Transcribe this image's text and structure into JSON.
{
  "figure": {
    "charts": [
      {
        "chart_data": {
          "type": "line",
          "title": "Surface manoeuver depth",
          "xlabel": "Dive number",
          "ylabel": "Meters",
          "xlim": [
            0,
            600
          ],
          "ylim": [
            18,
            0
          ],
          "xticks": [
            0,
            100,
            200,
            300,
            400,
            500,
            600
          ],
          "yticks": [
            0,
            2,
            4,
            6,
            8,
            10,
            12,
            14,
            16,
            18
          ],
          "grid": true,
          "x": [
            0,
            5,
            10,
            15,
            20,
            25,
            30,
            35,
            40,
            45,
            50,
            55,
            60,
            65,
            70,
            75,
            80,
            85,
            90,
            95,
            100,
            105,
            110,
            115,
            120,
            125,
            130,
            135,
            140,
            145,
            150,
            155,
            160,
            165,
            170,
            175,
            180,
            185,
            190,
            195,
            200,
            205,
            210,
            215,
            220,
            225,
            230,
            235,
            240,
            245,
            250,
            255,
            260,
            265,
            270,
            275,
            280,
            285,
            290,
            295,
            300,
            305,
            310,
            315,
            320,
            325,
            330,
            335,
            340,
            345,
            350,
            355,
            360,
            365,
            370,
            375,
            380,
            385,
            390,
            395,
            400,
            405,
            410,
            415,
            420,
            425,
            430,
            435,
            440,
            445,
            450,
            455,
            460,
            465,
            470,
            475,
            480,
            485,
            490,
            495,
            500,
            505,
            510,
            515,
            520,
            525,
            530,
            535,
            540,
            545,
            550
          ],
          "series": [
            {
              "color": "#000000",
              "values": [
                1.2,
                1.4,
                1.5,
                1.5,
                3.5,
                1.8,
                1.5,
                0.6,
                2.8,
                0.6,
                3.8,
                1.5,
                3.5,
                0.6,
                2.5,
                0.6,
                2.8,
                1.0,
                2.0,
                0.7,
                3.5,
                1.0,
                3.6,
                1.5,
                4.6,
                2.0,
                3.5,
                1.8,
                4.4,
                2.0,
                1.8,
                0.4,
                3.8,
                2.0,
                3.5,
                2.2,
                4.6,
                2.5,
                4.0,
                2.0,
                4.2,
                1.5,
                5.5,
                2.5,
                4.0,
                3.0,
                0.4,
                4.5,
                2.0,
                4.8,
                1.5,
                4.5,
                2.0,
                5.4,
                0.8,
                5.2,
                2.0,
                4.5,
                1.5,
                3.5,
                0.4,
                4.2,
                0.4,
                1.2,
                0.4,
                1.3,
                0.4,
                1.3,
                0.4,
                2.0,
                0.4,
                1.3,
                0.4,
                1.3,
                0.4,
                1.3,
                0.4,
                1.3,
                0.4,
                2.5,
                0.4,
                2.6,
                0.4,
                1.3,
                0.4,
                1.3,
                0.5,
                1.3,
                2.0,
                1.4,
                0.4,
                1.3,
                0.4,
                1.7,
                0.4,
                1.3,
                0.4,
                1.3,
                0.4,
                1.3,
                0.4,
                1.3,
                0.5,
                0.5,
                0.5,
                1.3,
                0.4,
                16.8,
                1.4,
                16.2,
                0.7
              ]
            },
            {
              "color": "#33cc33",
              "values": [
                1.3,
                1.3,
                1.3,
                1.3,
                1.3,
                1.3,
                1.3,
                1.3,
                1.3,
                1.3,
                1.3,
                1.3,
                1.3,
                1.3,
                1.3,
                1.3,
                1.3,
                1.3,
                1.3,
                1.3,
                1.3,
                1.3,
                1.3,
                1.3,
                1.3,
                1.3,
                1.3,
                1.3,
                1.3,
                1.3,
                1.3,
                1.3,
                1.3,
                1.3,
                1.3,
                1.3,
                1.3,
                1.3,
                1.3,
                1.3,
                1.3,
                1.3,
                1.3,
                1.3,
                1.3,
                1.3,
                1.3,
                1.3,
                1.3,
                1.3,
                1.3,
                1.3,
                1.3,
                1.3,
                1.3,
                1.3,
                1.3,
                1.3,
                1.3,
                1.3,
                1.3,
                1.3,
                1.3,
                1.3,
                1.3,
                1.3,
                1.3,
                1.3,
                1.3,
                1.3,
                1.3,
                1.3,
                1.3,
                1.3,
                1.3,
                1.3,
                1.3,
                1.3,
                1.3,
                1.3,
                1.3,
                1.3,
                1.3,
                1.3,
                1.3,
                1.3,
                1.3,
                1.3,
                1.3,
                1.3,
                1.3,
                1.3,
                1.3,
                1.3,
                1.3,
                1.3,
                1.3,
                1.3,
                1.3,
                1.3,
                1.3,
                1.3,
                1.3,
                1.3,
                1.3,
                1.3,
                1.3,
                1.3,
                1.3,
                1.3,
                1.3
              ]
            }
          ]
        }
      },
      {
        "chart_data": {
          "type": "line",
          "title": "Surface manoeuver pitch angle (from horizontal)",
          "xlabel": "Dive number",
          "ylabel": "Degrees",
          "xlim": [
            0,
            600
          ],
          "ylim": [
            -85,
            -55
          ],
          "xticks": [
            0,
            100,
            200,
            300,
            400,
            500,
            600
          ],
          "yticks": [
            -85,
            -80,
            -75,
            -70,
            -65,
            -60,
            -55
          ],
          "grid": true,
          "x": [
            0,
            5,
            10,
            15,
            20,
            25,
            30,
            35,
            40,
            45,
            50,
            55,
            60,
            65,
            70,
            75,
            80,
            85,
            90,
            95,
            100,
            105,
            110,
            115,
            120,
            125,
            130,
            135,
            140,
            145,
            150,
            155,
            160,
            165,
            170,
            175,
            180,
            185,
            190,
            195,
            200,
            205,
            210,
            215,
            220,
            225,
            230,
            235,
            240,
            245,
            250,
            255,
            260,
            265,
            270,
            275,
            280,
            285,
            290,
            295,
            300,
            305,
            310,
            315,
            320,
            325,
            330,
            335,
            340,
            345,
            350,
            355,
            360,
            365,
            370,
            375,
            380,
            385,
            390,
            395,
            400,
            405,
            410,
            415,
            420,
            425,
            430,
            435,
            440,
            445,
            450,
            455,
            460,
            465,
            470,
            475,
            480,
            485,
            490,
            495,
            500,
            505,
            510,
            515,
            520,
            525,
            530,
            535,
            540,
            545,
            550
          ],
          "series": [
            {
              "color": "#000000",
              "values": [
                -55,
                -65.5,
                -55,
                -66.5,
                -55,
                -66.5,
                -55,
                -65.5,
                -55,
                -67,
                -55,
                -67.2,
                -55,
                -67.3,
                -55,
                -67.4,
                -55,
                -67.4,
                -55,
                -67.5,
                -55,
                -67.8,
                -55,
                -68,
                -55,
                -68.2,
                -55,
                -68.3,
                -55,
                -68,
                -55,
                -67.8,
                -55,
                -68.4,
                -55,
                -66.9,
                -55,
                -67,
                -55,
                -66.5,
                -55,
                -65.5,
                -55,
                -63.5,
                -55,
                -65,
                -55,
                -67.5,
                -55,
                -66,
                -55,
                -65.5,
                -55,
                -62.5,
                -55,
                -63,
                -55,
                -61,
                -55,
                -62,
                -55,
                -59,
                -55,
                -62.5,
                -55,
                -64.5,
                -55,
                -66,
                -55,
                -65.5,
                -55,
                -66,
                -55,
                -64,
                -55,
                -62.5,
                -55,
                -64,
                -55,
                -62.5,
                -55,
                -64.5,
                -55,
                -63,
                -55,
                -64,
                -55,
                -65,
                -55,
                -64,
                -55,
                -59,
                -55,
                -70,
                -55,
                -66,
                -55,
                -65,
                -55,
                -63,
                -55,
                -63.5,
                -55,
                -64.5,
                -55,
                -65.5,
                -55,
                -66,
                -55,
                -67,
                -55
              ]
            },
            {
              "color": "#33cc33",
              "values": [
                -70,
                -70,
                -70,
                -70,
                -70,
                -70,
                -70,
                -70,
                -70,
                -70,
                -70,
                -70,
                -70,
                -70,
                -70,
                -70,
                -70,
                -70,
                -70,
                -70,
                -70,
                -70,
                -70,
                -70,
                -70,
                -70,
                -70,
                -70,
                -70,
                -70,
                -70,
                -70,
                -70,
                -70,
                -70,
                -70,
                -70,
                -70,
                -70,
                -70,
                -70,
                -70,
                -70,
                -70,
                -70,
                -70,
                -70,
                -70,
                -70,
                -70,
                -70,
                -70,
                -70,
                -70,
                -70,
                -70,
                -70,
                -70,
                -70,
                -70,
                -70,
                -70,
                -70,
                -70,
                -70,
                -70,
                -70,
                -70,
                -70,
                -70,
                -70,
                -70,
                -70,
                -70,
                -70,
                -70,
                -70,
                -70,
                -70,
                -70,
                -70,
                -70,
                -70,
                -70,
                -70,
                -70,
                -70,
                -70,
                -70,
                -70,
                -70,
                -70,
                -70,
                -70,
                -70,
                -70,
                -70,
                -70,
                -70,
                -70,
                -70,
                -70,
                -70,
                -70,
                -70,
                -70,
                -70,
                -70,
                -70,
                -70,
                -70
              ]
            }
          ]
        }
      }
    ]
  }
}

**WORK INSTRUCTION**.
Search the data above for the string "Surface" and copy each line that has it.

**EXERCISE SOLUTION**.
          "title": "Surface manoeuver depth",
          "title": "Surface manoeuver pitch angle (from horizontal)",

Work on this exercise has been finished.